#### [Data entries]
_____
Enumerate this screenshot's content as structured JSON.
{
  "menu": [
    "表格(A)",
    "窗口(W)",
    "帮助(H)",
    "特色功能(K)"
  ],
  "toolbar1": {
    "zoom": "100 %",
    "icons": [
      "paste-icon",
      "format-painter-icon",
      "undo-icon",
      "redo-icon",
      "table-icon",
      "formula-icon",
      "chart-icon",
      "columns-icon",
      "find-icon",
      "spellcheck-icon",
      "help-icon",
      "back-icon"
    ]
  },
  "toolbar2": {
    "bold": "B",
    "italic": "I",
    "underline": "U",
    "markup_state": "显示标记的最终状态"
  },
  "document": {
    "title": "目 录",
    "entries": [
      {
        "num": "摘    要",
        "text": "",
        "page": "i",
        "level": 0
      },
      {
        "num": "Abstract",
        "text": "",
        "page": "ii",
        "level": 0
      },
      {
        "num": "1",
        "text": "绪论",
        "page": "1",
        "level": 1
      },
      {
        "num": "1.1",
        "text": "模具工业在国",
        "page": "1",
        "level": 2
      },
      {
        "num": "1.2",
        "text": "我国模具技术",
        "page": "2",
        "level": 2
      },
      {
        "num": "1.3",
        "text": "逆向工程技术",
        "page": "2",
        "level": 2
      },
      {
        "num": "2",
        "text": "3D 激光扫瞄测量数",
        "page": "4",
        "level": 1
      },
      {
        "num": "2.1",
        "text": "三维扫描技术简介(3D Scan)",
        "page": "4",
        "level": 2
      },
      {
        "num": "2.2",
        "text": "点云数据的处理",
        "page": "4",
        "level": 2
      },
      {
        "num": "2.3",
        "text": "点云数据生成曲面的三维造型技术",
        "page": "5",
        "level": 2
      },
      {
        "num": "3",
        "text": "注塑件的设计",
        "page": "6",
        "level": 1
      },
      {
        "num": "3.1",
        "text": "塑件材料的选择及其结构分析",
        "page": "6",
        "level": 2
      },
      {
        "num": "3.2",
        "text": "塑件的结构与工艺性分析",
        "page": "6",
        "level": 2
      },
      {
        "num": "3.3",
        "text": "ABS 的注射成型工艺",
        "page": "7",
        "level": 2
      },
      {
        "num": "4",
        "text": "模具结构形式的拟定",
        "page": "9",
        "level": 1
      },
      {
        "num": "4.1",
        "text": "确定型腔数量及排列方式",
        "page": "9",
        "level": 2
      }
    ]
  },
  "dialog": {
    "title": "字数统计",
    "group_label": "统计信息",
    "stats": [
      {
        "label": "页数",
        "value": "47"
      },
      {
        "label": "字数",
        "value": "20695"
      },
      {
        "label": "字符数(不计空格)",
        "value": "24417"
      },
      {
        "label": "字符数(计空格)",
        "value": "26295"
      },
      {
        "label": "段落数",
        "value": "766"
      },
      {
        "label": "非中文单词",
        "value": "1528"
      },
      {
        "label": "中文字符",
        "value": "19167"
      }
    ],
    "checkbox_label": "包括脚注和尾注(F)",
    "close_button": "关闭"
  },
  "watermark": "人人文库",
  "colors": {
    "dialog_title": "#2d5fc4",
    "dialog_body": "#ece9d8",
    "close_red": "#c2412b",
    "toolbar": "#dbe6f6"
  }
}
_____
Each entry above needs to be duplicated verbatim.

#### [Output for this exercise]
Enumerate this screenshot's content as structured JSON.
{
  "menu": [
    "表格(A)",
    "窗口(W)",
    "帮助(H)",
    "特色功能(K)"
  ],
  "toolbar1": {
    "zoom": "100 %",
    "icons": [
      "paste-icon",
      "format-painter-icon",
      "undo-icon",
      "redo-icon",
      "table-icon",
      "formula-icon",
      "chart-icon",
      "columns-icon",
      "find-icon",
      "spellcheck-icon",
      "help-icon",
      "back-icon"
    ]
  },
  "toolbar2": {
    "bold": "B",
    "italic": "I",
    "underline": "U",
    "markup_state": "显示标记的最终状态"
  },
  "document": {
    "title": "目 录",
    "entries": [
      {
        "num": "摘    要",
        "text": "",
        "page": "i",
        "level": 0
      },
      {
        "num": "Abstract",
        "text": "",
        "page": "ii",
        "level": 0
      },
      {
        "num": "1",
        "text": "绪论",
        "page": "1",
        "level": 1
      },
      {
        "num": "1.1",
        "text": "模具工业在国",
        "page": "1",
        "level": 2
      },
      {
        "num": "1.2",
        "text": "我国模具技术",
        "page": "2",
        "level": 2
      },
      {
        "num": "1.3",
        "text": "逆向工程技术",
        "page": "2",
        "level": 2
      },
      {
        "num": "2",
        "text": "3D 激光扫瞄测量数",
        "page": "4",
        "level": 1
      },
      {
        "num": "2.1",
        "text": "三维扫描技术简介(3D Scan)",
        "page": "4",
        "level": 2
      },
      {
        "num": "2.2",
        "text": "点云数据的处理",
        "page": "4",
        "level": 2
      },
      {
        "num": "2.3",
        "text": "点云数据生成曲面的三维造型技术",
        "page": "5",
        "level": 2
      },
      {
        "num": "3",
        "text": "注塑件的设计",
        "page": "6",
        "level": 1
      },
      {
        "num": "3.1",
        "text": "塑件材料的选择及其结构分析",
        "page": "6",
        "level": 2
      },
      {
        "num": "3.2",
        "text": "塑件的结构与工艺性分析",
        "page": "6",
        "level": 2
      },
      {
        "num": "3.3",
        "text": "ABS 的注射成型工艺",
        "page": "7",
        "level": 2
      },
      {
        "num": "4",
        "text": "模具结构形式的拟定",
        "page": "9",
        "level": 1
      },
      {
        "num": "4.1",
        "text": "确定型腔数量及排列方式",
        "page": "9",
        "level": 2
      }
    ]
  },
  "dialog": {
    "title": "字数统计",
    "group_label": "统计信息",
    "stats": [
      {
        "label": "页数",
        "value": "47"
      },
      {
        "label": "字数",
        "value": "20695"
      },
      {
        "label": "字符数(不计空格)",
        "value": "24417"
      },
      {
        "label": "字符数(计空格)",
        "value": "26295"
      },
      {
        "label": "段落数",
        "value": "766"
      },
      {
        "label": "非中文单词",
        "value": "1528"
      },
      {
        "label": "中文字符",
        "value": "19167"
      }
    ],
    "checkbox_label": "包括脚注和尾注(F)",
    "close_button": "关闭"
  },
  "watermark": "人人文库",
  "colors": {
    "dialog_title": "#2d5fc4",
    "dialog_body": "#ece9d8",
    "close_red": "#c2412b",
    "toolbar": "#dbe6f6"
  }
}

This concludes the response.